---------- Records provided ----------
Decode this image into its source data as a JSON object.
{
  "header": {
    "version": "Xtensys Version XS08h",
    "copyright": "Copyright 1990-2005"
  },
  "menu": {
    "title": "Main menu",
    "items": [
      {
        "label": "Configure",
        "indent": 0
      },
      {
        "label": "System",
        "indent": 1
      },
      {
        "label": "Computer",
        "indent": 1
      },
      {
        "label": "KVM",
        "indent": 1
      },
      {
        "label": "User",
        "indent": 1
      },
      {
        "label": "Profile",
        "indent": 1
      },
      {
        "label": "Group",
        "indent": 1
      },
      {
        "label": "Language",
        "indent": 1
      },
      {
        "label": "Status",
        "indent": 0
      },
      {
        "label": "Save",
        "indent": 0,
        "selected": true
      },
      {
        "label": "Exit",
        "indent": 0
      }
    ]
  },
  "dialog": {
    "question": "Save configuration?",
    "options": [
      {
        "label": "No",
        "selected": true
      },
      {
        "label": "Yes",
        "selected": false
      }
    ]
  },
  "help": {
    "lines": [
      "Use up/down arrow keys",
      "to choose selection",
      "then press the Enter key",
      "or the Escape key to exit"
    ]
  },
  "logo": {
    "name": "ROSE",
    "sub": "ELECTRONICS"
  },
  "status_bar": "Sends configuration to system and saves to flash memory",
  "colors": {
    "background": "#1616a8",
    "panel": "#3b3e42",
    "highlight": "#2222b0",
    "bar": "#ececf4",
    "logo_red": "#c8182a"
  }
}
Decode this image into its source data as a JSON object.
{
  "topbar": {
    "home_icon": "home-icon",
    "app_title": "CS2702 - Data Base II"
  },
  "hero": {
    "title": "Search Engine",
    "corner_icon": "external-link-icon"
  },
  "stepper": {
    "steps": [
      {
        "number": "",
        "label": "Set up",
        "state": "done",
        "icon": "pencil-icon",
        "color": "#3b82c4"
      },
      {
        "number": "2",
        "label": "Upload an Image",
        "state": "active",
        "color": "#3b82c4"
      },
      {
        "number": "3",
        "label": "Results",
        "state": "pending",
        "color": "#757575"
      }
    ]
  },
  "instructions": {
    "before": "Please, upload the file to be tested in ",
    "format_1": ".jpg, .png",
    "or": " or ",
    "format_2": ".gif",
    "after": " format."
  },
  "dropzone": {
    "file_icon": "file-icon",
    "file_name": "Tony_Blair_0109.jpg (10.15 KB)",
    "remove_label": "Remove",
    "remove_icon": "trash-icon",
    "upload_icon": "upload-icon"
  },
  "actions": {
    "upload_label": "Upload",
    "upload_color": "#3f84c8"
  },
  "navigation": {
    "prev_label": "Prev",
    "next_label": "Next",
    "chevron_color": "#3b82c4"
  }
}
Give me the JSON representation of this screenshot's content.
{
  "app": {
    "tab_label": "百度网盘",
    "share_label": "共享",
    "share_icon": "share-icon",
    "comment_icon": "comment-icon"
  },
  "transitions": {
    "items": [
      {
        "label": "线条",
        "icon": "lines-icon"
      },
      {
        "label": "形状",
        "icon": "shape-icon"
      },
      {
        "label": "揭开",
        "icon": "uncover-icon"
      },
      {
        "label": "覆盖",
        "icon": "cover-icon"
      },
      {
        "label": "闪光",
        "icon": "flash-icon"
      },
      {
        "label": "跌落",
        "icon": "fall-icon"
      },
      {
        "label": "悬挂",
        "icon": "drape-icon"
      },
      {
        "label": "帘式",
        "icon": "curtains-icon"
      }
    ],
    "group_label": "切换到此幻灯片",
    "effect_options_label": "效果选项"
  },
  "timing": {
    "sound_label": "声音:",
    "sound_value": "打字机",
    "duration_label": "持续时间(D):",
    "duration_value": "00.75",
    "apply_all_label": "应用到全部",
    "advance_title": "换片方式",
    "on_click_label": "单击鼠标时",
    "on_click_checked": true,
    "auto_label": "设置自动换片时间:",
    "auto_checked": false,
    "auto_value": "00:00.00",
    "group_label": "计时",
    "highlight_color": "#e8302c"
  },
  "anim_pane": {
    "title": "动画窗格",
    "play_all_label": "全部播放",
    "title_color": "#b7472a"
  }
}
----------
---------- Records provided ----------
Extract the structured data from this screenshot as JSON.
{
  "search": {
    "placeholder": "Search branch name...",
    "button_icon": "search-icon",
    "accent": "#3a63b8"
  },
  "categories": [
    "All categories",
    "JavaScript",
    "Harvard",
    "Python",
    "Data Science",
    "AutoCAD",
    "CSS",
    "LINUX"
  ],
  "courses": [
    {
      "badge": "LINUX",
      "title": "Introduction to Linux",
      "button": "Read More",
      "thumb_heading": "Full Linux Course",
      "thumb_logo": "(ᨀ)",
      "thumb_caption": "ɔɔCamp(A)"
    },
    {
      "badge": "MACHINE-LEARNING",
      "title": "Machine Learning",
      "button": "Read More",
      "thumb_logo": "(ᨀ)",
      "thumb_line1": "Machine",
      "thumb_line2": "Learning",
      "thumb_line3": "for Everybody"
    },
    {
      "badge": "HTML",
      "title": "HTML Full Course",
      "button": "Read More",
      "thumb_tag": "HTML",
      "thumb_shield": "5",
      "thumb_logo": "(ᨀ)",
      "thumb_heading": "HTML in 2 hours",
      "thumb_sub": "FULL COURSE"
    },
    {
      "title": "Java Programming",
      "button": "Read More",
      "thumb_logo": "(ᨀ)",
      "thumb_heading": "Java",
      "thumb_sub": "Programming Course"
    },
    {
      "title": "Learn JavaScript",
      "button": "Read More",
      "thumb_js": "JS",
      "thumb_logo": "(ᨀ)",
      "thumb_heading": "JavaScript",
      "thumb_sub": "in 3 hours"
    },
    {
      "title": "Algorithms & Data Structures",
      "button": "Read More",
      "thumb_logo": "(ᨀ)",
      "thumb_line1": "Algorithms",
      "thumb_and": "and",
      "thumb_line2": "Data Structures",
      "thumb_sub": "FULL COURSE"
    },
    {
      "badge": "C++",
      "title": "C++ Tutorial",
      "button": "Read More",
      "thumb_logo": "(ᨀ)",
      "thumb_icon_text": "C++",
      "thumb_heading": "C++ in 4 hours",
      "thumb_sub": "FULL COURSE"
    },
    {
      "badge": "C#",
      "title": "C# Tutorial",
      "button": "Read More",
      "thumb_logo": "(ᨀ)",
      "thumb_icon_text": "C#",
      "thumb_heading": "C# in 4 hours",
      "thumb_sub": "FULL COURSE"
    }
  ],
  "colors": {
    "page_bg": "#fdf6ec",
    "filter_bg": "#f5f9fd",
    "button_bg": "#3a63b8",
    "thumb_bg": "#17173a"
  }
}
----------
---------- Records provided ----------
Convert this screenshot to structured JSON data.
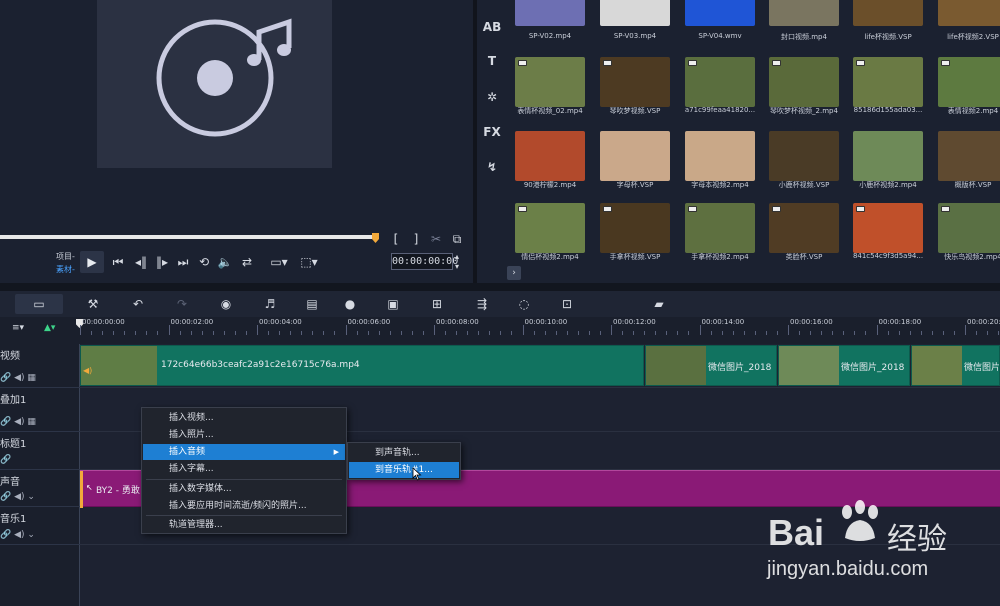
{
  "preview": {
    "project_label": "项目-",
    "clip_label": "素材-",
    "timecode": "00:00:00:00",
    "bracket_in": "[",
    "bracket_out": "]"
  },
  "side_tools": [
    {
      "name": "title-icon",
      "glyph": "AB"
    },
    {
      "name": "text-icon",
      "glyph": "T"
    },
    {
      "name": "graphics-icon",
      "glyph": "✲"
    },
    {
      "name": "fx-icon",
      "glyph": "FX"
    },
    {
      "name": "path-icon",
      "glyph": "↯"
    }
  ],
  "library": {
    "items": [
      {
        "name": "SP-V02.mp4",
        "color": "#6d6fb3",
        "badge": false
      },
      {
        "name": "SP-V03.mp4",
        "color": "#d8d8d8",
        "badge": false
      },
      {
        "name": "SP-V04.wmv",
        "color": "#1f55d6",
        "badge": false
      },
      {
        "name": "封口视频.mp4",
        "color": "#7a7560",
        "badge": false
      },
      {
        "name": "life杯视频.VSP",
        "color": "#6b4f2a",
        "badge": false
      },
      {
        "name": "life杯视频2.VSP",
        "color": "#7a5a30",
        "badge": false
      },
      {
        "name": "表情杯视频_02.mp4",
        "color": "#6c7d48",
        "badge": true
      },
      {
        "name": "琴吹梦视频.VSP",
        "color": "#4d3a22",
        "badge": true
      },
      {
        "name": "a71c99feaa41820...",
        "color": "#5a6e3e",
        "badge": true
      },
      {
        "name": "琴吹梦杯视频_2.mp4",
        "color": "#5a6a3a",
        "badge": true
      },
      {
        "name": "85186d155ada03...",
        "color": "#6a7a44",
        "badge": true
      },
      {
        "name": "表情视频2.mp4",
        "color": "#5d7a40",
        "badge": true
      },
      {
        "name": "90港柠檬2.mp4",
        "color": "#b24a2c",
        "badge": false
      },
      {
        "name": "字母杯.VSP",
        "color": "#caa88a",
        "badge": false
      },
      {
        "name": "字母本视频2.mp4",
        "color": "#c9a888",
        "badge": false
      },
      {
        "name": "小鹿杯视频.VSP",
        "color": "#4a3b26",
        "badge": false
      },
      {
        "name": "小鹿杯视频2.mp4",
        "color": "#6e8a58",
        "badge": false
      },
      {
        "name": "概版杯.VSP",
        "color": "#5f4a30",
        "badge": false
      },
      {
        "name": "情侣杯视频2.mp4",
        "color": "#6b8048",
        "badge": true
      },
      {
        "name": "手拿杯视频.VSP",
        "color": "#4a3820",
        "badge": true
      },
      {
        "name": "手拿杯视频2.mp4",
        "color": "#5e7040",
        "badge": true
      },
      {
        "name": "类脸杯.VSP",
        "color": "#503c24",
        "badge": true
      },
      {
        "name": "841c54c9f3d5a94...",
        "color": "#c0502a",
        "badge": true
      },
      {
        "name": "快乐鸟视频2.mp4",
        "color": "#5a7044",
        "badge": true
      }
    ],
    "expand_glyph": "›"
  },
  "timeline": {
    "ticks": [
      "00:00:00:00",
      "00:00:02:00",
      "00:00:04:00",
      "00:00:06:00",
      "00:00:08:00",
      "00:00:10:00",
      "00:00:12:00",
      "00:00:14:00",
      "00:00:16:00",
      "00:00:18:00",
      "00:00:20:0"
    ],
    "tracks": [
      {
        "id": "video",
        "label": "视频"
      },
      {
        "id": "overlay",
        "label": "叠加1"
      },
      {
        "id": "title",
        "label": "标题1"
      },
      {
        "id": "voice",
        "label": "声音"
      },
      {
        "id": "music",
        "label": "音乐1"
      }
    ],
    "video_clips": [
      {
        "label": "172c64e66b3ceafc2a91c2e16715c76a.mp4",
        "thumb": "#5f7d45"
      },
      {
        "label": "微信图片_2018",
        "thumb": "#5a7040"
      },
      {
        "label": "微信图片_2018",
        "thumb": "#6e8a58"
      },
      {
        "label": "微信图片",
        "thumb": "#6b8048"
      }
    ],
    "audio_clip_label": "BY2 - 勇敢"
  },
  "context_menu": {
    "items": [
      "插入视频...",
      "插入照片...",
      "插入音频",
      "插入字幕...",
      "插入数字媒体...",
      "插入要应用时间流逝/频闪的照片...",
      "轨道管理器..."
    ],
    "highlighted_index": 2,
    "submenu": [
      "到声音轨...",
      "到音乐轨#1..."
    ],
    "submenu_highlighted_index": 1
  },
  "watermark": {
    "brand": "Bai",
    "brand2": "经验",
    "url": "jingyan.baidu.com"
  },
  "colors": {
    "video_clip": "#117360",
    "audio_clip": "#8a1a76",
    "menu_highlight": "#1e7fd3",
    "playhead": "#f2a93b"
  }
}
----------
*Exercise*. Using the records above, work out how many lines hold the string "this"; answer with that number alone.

*Response*. 5